> _Activity_
Count the lines below that contain the word "JSON" and give only the number.

....................

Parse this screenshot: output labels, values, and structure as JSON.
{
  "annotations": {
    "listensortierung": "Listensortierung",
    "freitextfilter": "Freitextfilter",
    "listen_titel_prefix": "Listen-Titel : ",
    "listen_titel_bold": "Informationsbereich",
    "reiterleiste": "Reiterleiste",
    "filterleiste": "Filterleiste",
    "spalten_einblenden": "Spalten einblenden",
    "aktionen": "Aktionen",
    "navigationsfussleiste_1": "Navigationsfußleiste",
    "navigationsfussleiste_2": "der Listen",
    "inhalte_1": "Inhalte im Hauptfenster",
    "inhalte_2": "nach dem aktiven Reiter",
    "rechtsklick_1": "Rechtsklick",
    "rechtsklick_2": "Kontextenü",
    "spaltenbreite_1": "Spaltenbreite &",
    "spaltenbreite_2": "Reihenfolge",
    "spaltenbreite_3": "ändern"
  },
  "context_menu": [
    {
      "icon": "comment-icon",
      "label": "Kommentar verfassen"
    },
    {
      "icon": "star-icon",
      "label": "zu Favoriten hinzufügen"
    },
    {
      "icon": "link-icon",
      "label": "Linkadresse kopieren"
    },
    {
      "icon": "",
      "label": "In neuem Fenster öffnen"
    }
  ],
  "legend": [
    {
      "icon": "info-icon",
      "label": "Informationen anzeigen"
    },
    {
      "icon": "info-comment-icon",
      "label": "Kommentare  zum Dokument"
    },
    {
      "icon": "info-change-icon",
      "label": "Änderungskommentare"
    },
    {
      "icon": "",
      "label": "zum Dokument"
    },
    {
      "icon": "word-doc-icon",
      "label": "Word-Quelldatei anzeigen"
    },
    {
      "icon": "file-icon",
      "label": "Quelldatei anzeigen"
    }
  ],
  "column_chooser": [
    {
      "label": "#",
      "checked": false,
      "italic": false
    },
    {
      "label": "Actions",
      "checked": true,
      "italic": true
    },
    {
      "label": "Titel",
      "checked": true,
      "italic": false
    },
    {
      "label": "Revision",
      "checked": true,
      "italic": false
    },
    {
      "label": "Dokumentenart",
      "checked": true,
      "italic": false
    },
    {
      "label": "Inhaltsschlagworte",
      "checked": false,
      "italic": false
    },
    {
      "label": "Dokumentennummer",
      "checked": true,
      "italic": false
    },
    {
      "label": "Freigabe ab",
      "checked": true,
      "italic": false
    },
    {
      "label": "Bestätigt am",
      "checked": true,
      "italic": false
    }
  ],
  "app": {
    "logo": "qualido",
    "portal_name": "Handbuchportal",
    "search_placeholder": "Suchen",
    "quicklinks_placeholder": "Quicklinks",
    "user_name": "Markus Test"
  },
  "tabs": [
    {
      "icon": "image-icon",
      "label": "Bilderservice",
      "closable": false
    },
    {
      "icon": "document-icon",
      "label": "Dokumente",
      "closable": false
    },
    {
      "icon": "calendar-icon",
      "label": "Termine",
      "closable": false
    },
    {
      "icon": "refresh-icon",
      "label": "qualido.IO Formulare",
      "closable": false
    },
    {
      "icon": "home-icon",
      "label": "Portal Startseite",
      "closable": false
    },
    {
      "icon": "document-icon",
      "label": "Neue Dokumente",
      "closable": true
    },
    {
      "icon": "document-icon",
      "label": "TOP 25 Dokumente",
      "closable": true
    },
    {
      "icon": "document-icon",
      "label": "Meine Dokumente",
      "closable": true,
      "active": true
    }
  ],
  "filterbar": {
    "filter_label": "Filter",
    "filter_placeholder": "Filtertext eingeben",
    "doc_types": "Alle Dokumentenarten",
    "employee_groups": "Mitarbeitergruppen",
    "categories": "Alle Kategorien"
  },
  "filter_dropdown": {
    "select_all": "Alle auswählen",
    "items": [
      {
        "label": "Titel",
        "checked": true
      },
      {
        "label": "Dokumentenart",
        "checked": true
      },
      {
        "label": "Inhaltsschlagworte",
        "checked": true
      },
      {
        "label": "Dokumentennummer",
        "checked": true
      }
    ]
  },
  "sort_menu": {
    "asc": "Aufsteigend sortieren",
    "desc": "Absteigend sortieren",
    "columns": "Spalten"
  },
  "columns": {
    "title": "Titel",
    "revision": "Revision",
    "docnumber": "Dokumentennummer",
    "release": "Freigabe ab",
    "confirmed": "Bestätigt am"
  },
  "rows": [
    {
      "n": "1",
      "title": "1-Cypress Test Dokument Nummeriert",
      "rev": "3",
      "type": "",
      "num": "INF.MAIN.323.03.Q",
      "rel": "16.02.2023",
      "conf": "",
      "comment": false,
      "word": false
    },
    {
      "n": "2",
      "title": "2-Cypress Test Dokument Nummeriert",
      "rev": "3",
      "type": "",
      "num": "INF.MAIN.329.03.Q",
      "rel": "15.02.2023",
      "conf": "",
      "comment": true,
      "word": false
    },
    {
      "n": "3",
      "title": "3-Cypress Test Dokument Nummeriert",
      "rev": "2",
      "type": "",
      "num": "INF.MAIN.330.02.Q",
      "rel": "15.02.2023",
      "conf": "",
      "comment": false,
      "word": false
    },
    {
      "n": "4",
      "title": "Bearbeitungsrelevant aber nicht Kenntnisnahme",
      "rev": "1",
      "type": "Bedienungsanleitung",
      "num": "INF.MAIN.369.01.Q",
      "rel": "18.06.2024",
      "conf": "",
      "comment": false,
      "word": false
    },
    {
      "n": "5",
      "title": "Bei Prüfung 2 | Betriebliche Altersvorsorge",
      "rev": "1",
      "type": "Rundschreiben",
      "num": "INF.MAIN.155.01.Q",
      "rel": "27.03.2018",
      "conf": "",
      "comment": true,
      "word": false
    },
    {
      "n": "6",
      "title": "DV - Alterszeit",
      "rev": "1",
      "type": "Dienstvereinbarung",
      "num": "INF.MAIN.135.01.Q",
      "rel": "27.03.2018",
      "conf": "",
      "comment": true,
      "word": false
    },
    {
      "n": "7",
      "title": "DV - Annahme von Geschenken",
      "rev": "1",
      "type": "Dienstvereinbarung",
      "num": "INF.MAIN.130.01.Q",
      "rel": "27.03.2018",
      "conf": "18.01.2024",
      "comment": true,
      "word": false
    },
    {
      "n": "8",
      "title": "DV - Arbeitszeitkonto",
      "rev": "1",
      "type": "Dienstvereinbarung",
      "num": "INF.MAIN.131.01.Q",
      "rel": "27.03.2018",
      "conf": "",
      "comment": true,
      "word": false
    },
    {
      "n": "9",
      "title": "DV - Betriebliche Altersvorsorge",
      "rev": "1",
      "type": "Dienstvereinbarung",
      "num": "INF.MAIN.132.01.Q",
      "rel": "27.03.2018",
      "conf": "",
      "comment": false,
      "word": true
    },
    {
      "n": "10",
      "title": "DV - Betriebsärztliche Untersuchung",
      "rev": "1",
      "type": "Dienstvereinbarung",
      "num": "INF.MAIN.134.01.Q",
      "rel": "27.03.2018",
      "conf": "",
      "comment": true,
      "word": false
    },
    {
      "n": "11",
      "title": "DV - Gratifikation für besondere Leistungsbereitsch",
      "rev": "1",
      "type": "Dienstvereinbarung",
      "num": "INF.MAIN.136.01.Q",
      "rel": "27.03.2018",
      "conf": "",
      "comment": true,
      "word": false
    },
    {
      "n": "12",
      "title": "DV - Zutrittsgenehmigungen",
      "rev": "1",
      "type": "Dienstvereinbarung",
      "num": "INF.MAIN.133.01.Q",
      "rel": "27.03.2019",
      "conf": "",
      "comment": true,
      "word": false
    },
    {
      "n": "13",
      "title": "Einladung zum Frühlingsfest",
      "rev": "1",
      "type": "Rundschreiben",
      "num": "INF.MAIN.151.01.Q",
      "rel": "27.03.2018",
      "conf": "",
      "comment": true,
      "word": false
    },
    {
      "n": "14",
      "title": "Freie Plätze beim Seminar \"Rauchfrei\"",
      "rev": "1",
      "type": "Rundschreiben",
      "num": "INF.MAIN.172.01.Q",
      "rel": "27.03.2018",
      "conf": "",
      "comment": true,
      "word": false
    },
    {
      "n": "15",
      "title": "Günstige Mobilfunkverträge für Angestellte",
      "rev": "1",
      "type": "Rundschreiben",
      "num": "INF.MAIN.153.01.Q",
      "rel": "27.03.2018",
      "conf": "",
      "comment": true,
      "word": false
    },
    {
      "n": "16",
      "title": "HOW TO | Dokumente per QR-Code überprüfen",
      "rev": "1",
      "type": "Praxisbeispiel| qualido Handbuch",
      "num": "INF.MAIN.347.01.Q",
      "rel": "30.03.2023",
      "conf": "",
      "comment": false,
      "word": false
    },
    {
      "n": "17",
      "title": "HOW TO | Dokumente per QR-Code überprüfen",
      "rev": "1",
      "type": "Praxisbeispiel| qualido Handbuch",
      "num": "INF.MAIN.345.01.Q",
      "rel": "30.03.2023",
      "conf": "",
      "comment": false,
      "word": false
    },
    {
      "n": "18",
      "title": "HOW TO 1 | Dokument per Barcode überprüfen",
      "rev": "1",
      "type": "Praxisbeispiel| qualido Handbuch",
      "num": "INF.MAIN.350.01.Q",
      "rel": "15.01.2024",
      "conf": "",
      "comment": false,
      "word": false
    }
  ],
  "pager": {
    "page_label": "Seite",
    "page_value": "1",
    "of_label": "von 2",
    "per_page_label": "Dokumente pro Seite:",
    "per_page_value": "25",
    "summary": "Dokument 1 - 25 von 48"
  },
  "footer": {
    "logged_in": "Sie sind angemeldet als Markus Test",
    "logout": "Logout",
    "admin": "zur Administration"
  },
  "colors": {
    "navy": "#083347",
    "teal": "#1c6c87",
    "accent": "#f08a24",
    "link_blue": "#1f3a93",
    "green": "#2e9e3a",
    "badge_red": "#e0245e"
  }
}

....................

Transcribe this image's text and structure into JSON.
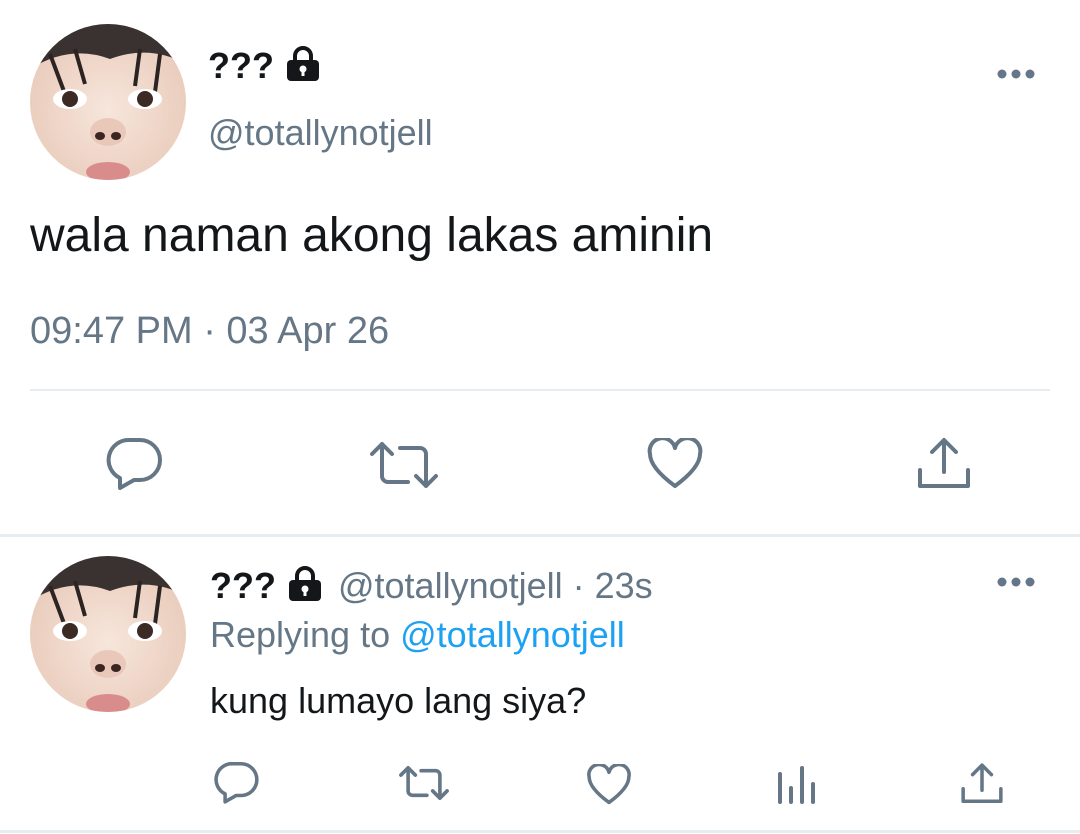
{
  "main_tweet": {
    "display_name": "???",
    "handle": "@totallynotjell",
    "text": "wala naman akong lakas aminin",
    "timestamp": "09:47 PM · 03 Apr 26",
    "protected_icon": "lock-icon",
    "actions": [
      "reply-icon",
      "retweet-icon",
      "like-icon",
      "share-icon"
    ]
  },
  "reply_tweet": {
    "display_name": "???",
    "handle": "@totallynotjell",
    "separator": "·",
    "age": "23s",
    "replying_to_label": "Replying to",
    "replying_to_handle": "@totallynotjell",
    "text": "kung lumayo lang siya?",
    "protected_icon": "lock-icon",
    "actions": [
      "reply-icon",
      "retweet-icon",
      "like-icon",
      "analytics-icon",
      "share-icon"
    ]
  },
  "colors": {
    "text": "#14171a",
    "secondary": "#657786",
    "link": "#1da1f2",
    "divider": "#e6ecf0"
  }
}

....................

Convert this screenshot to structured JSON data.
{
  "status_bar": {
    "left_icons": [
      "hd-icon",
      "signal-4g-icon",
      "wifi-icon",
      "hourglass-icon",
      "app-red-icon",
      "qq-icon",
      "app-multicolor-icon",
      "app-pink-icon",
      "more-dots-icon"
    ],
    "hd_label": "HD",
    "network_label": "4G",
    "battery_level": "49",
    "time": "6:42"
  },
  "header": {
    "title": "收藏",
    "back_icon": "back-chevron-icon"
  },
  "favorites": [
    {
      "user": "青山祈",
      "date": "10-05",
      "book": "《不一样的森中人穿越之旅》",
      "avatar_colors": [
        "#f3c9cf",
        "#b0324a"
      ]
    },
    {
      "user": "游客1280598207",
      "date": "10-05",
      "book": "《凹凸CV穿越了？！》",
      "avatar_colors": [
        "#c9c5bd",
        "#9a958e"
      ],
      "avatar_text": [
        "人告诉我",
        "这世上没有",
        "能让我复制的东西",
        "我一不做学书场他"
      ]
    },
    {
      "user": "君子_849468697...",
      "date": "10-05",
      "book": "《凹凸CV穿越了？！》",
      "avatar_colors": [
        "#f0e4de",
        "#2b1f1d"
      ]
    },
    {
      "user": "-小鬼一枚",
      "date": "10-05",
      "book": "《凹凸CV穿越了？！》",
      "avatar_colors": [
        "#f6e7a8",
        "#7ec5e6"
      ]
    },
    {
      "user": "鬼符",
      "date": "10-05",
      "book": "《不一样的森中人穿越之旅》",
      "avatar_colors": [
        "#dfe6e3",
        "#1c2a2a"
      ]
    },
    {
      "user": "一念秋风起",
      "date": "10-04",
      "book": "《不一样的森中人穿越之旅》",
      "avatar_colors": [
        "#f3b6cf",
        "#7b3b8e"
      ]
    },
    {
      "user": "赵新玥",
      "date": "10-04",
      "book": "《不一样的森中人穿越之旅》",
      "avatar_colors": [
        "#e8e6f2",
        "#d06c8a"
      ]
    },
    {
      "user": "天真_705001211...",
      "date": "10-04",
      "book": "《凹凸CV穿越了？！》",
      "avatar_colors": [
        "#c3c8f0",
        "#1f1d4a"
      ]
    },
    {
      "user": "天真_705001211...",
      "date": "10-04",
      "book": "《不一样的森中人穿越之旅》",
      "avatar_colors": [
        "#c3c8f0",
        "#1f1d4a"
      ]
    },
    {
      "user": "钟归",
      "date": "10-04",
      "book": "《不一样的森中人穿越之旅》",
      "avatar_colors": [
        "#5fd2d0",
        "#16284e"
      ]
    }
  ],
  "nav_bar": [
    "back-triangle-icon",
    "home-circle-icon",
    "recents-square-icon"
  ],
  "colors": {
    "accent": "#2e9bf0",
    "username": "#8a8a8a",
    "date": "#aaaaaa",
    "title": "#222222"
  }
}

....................

> _Answer to the exercise_
3